[&](boost::asio::ssl::context & ctx) {
boost::system::error_code ec;

ctx.set_options(boost::asio::ssl::context::default_workarounds, ec);
std::cout << "lambda::set_options " << ec.value() << " " << ec.message() << std::endl;

ctx.use_certificate_chain_file("ssl/cert.pem", ec);
std::cout << "lambda::use_certificate_chain_file " << ec.value() << " " << ec.message() << std::endl;

ctx.use_private_key_file("ssl/key.pem", boost::asio::ssl::context::pem, ec);
std::cout << "lambda::use_private_key " << ec.value() << " " << ec.message() << std::endl;
});

// note that without pinning the port, the http_lister will chose a random port
// which also seems strange for me
uri_builder uri("https://192.168.1.1/api/client/foo/bar/");
uri.set_scheme("https");
uri.set_port(443);

listener = new http_listener(uri, server_config);

listener->support(web::http::methods::GET, std::bind(&Listener::handle_get,
this,
std::placeholders::_1));
listener->support(web::http::methods::POST, std::bind(&Listener::handle_post,
this,
std::placeholders::_1));

listener->open().then([&]() {
std::cout << "Listener::run starting to listen" << std::endl;
}).wait();

pause();

------

void handle_post(http_request request) {
request.reply(status_codes::OK, "text");
}

Marek Krj said...

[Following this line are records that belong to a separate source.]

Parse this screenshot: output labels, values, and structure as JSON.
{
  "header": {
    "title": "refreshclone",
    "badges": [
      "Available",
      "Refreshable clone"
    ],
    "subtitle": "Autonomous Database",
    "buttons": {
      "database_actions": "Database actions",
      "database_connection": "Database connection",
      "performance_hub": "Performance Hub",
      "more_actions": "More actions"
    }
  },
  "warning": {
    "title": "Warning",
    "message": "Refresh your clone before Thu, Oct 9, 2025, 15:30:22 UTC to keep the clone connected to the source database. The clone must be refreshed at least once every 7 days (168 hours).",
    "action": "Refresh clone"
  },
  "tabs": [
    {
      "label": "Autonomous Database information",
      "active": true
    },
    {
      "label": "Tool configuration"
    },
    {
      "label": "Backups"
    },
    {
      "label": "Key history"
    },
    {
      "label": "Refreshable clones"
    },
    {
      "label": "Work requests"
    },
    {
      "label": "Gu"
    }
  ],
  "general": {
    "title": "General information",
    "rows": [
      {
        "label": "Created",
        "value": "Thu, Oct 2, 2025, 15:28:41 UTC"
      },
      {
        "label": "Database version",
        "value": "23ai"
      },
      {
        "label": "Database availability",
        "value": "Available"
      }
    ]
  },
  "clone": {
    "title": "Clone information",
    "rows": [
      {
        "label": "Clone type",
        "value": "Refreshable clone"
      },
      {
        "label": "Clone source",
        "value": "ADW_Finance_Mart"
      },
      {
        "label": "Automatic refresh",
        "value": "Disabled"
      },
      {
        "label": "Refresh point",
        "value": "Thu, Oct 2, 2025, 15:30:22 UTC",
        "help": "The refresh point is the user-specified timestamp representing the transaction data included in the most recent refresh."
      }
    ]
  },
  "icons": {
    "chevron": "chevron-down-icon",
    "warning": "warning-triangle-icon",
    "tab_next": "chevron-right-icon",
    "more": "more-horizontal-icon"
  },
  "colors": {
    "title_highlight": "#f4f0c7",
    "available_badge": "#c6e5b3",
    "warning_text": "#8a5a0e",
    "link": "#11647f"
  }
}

@Markus Warg As I said, I don't have a Casablanca set up on a Mac (I even don't own any, but that's a different story) thus I cannot debug that stuff. Sorry :(.
Failing tests: I meant HTTPS test failing...
Casablanca community: There is a developer who added this stuff to the main branch, just ask him. I found that they respon rather quickly.
If you have more questions just DM me on Twitter. I'll be happy to help :).